- Required work
For the records below, the count of lines that hold "name" is required; give only that number.

- Provided material
[Start of Attachment]

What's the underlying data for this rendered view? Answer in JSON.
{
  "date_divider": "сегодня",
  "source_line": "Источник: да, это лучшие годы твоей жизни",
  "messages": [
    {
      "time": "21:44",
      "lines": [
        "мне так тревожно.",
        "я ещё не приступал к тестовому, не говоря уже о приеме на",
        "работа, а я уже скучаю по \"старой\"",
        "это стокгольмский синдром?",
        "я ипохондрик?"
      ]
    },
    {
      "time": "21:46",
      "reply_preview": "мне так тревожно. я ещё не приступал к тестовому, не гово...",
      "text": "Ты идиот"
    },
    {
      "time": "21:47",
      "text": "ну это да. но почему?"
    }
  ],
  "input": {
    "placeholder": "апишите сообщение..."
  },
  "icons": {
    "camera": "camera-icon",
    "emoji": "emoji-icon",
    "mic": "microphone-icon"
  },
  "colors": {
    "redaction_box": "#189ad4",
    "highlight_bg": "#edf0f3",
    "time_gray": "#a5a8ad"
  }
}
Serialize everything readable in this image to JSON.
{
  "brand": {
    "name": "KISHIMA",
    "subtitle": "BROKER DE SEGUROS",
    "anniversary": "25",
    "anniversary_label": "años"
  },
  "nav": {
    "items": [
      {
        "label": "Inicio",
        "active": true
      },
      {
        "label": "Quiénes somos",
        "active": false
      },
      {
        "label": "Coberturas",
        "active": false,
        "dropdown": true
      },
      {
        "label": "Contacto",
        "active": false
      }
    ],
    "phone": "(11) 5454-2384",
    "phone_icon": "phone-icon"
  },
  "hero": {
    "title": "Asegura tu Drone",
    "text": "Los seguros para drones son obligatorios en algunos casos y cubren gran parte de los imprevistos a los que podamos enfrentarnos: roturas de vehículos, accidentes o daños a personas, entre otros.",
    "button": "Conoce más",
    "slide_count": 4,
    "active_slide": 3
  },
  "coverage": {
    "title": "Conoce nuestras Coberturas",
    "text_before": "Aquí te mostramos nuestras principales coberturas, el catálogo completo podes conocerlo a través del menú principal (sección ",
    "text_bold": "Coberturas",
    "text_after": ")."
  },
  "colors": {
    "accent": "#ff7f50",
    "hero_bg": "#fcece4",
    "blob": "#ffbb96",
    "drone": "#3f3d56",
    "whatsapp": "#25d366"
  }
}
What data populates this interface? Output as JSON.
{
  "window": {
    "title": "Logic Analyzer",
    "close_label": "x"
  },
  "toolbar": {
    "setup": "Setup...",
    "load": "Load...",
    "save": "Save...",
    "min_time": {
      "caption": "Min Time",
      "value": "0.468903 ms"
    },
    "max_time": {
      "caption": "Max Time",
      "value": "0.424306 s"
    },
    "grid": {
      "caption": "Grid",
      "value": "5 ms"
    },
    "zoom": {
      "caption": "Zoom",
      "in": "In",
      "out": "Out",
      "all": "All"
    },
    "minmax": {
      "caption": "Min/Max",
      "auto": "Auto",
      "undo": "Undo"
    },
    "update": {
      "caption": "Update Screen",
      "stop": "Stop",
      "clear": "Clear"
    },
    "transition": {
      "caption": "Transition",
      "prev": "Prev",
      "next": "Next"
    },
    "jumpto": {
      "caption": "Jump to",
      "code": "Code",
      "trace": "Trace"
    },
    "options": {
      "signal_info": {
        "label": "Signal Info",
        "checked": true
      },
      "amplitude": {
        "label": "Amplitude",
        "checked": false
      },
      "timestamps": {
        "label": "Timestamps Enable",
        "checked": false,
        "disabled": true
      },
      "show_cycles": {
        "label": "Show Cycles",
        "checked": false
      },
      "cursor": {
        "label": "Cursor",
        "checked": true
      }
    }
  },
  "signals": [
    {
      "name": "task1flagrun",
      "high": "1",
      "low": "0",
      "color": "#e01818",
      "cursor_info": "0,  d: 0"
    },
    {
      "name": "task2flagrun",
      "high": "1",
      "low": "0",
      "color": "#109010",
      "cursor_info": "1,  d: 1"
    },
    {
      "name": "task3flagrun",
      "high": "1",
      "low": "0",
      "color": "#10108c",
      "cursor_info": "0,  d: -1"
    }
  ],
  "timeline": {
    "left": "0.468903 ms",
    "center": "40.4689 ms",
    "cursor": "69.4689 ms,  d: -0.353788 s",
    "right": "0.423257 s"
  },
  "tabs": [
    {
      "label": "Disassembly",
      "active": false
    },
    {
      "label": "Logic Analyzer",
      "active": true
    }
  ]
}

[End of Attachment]

- Answer box
4